Yesterday’s post began to scratch the surface on the incarnation – of God becoming flesh and dwelling among us. He did that to demonstrate his glory in a way we could comprehend – in grace and truth – and to go to the cross, taking our sins upon his sinless person.
But the incarnation is not just a piece of theology. It is a practical way for us to live, to manifest God to the world that we live in.
Jesus’ friend, John, wrote:
This is how we know we are in him: Whoever claims to live in him must live as Jesus did. I John 2:5-6
We are to be the physical, personal manifestations of God in our world. There are at least a couple of reasons for that. One is that we who are Christians have the Spirit of God dwelling inside of us. The other is that we are the Body of Christ to the world and each other.
And just as Jesus demonstrated the glory of God to the world through grace and truth, we are called to do the same.
But it does carry a cost
(Jesus), who, being in very nature God,
did not consider equality with God something to be used to his own advantage;
rather, he made himself nothing
by taking the very nature of a servant,
being made in human likeness.
And being found in appearance as a man,
he humbled himself
by becoming obedient to death—

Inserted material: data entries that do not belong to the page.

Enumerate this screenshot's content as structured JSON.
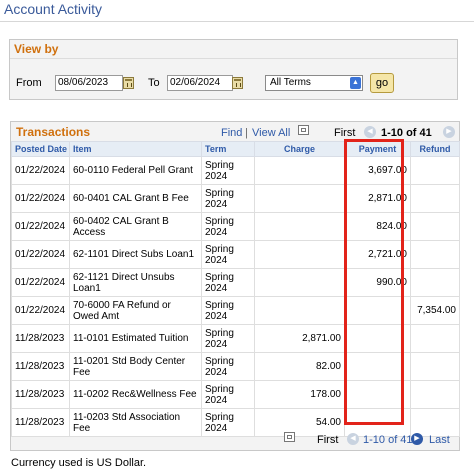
{
  "page": {
    "title": "Account Activity"
  },
  "view_by": {
    "title": "View by",
    "from_label": "From",
    "from_value": "08/06/2023",
    "to_label": "To",
    "to_value": "02/06/2024",
    "term_selected": "All Terms",
    "go_label": "go"
  },
  "transactions": {
    "title": "Transactions",
    "find_label": "Find",
    "separator": "|",
    "view_all_label": "View All",
    "first_label": "First",
    "range_label": "1-10 of 41",
    "last_label": "Last",
    "columns": {
      "posted_date": "Posted Date",
      "item": "Item",
      "term": "Term",
      "charge": "Charge",
      "payment": "Payment",
      "refund": "Refund"
    },
    "rows": [
      {
        "date": "01/22/2024",
        "item": "60-0110 Federal Pell Grant",
        "term": "Spring 2024",
        "charge": "",
        "payment": "3,697.00",
        "refund": ""
      },
      {
        "date": "01/22/2024",
        "item": "60-0401 CAL Grant B Fee",
        "term": "Spring 2024",
        "charge": "",
        "payment": "2,871.00",
        "refund": ""
      },
      {
        "date": "01/22/2024",
        "item": "60-0402 CAL Grant B Access",
        "term": "Spring 2024",
        "charge": "",
        "payment": "824.00",
        "refund": ""
      },
      {
        "date": "01/22/2024",
        "item": "62-1101 Direct Subs Loan1",
        "term": "Spring 2024",
        "charge": "",
        "payment": "2,721.00",
        "refund": ""
      },
      {
        "date": "01/22/2024",
        "item": "62-1121 Direct Unsubs Loan1",
        "term": "Spring 2024",
        "charge": "",
        "payment": "990.00",
        "refund": ""
      },
      {
        "date": "01/22/2024",
        "item": "70-6000 FA Refund or Owed Amt",
        "term": "Spring 2024",
        "charge": "",
        "payment": "",
        "refund": "7,354.00"
      },
      {
        "date": "11/28/2023",
        "item": "11-0101 Estimated Tuition",
        "term": "Spring 2024",
        "charge": "2,871.00",
        "payment": "",
        "refund": ""
      },
      {
        "date": "11/28/2023",
        "item": "11-0201 Std Body Center Fee",
        "term": "Spring 2024",
        "charge": "82.00",
        "payment": "",
        "refund": ""
      },
      {
        "date": "11/28/2023",
        "item": "11-0202 Rec&Wellness Fee",
        "term": "Spring 2024",
        "charge": "178.00",
        "payment": "",
        "refund": ""
      },
      {
        "date": "11/28/2023",
        "item": "11-0203 Std Association Fee",
        "term": "Spring 2024",
        "charge": "54.00",
        "payment": "",
        "refund": ""
      }
    ]
  },
  "footnote": "Currency used is US Dollar.",
  "colors": {
    "accent_orange": "#d0700d",
    "link_blue": "#2f5aa8",
    "highlight_red": "#e2231a"
  }
}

even death on a cross!
Jesus is not an assistant to God. Jesus is not the Joe Biden of heaven. Jesus has never been a junior partner to God but equal with the Almighty Father in every way, shape, and form. But he did not regard that position of equality a thing to be held on to.

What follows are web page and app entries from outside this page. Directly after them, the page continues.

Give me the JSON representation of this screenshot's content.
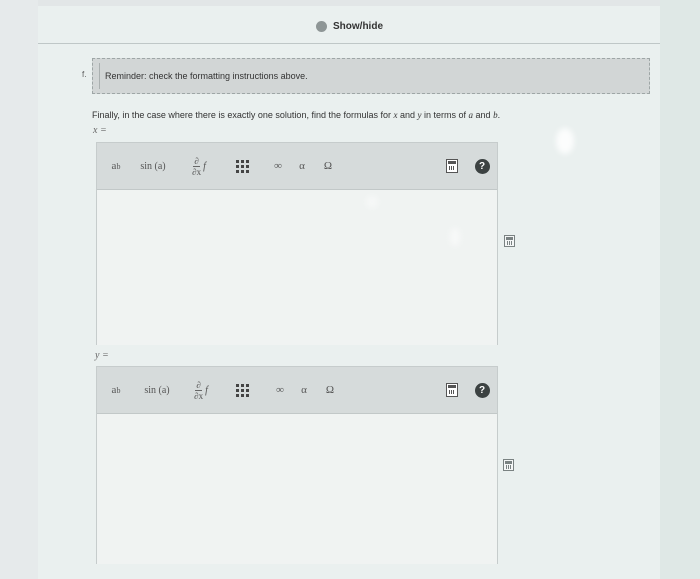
{
  "header": {
    "show_hide_label": "Show/hide"
  },
  "question": {
    "number": "f.",
    "reminder": "Reminder: check the formatting instructions above.",
    "instruction_prefix": "Finally, in the case where there is exactly one solution, find the formulas for ",
    "var_x": "x",
    "instruction_mid": " and ",
    "var_y": "y",
    "instruction_mid2": " in terms of ",
    "var_a": "a",
    "instruction_mid3": " and ",
    "var_b": "b",
    "instruction_suffix": "."
  },
  "answers": [
    {
      "label": "x =",
      "value": ""
    },
    {
      "label": "y =",
      "value": ""
    }
  ],
  "toolbar": {
    "power_base": "a",
    "power_exp": "b",
    "sin_label": "sin (a)",
    "partial_num": "∂",
    "partial_den": "∂x",
    "partial_f": "f",
    "infinity": "∞",
    "alpha": "α",
    "omega": "Ω",
    "help": "?"
  }
}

It is almost impossible to grasp the impact of that statement. Jesus, who experienced the worship and adoration of the universe, voluntarily relaxed his grip on those privileges to put on human flesh, live a life of grace and truth, and die on a Roman cross.
Incarnation is costly. It was for Jesus. It will be for us. If we are to demonstrate grace and truth to those in our world who most need to experience them, we are going to have to lay some things aside.

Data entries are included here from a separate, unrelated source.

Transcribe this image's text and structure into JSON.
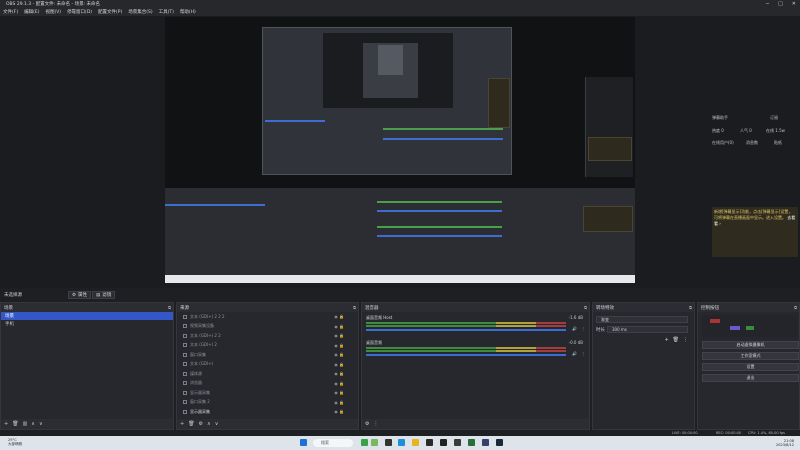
{
  "window": {
    "title": "OBS 29.1.3 - 配置文件: 未命名 - 场景: 未命名"
  },
  "menu": [
    "文件(F)",
    "编辑(E)",
    "视图(V)",
    "停靠窗口(D)",
    "配置文件(P)",
    "场景集合(S)",
    "工具(T)",
    "帮助(H)"
  ],
  "assistant": {
    "title": "弹幕助手",
    "subscribe": "订阅",
    "r1": [
      "热度 0",
      "人气 0",
      "在线 1.5w"
    ],
    "r2": [
      "在线用户(0)",
      "消息数",
      "贴纸"
    ],
    "yellow": "新增[弹幕显示]功能，点击[弹幕显示]设置，可将弹幕在直播画面中显示。进入设置。",
    "more": "去看看 ›"
  },
  "scene_toolbar": {
    "label": "未选择源",
    "props": "属性",
    "filters": "滤镜"
  },
  "scenes": {
    "title": "场景",
    "items": [
      "场景",
      "手机"
    ],
    "selected": 0
  },
  "sources": {
    "title": "来源",
    "items": [
      "文本 (GDI+) 2 2 2",
      "视频采集设备",
      "文本 (GDI+) 2 2",
      "文本 (GDI+) 2",
      "窗口采集",
      "文本 (GDI+)",
      "媒体源",
      "浏览器",
      "显示器采集",
      "窗口采集 2",
      "显示器采集"
    ]
  },
  "mixer": {
    "title": "混音器",
    "channels": [
      {
        "name": "桌面音频 Host",
        "db": "-1.6 dB"
      },
      {
        "name": "桌面音频",
        "db": "-0.0 dB"
      }
    ]
  },
  "transitions": {
    "title": "转场特效",
    "selected": "渐变",
    "duration_label": "时长",
    "duration": "300 ms"
  },
  "controls": {
    "title": "控制按钮",
    "buttons": [
      "启动虚拟摄像机",
      "工作室模式",
      "设置",
      "退出"
    ]
  },
  "status": {
    "live": "LIVE: 00:00:00",
    "rec": "REC: 00:00:00",
    "cpu": "CPU: 1.4%, 60.00 fps"
  },
  "taskbar": {
    "weather_temp": "29°C",
    "weather_desc": "大部晴朗",
    "search": "搜索",
    "time": "21:08",
    "date": "2023/8/12"
  },
  "colors": {
    "accent": "#3457c8",
    "panel": "#26282d",
    "meter_green": "#3f8c3f"
  }
}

Our positions. Our privileges. Our preferences. Our prerogatives. Our comfort. Our fear. Our selfishness. Our possessions.
We won’t best demonstrate the glory of God by doing church with our friends, who all think and act and believe like we do.
We will best incarnate the glory of God – his grace and truth – when we engage the world as Jesus did. Hugging the diseased body of a leper. Showing acceptance and love in the home of a despised tax collector. Gently calling to repentance a shamed adulteress.
Incarnation isn’t just theology. It is a practical way to live and serve others. It is to be our posture before the world.